(Exercise): Only lines containing the word "image" belong in the answer; copy each one from the records.

(Source data):
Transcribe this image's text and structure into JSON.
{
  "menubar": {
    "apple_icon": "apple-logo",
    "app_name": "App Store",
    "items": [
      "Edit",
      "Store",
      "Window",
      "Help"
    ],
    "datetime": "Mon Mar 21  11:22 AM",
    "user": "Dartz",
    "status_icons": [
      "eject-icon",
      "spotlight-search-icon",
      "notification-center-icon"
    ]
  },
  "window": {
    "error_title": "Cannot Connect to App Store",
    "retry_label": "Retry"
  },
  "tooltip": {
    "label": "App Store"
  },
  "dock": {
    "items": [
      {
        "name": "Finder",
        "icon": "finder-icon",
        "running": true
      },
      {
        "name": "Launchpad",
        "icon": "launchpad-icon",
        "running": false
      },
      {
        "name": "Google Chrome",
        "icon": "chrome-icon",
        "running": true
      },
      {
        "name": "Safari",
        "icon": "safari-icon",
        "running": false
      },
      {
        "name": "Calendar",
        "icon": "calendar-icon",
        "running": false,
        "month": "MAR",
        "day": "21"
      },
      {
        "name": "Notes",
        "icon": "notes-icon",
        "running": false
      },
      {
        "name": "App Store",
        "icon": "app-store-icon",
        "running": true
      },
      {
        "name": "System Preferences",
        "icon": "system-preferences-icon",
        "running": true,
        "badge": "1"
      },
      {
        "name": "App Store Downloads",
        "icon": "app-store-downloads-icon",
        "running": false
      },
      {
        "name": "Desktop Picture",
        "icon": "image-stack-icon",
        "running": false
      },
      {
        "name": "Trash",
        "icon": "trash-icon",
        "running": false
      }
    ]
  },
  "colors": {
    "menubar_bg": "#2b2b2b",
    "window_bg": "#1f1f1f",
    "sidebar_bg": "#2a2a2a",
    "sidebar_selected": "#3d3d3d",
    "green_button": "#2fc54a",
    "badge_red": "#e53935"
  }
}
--
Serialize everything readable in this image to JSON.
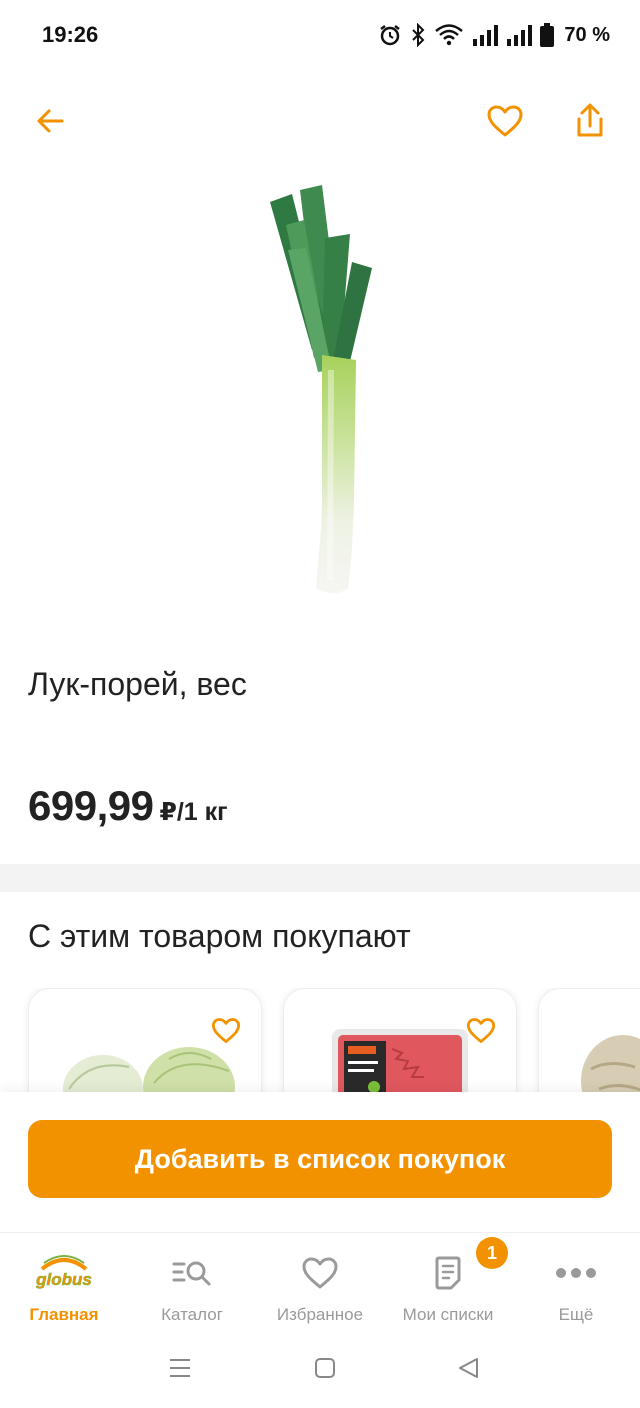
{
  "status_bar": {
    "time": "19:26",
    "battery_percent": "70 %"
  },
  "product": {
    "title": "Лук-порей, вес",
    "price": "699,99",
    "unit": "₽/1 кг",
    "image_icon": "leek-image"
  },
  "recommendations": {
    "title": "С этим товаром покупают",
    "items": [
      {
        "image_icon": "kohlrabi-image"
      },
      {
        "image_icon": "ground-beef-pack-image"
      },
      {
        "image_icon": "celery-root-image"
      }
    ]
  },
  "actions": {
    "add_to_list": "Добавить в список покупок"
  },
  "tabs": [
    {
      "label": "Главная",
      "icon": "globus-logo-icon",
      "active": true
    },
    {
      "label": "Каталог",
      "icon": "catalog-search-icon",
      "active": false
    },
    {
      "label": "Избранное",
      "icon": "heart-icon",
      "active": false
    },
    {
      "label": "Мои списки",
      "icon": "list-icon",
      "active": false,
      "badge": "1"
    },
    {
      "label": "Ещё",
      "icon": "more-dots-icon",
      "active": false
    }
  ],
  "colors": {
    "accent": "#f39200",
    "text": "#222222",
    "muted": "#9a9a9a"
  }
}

(Your response):
Transcribe this image's text and structure into JSON.
        "icon": "image-stack-icon",
Serialize everything readable in this image to JSON.
    "image_icon": "leek-image"
        "image_icon": "kohlrabi-image"
        "image_icon": "ground-beef-pack-image"
        "image_icon": "celery-root-image"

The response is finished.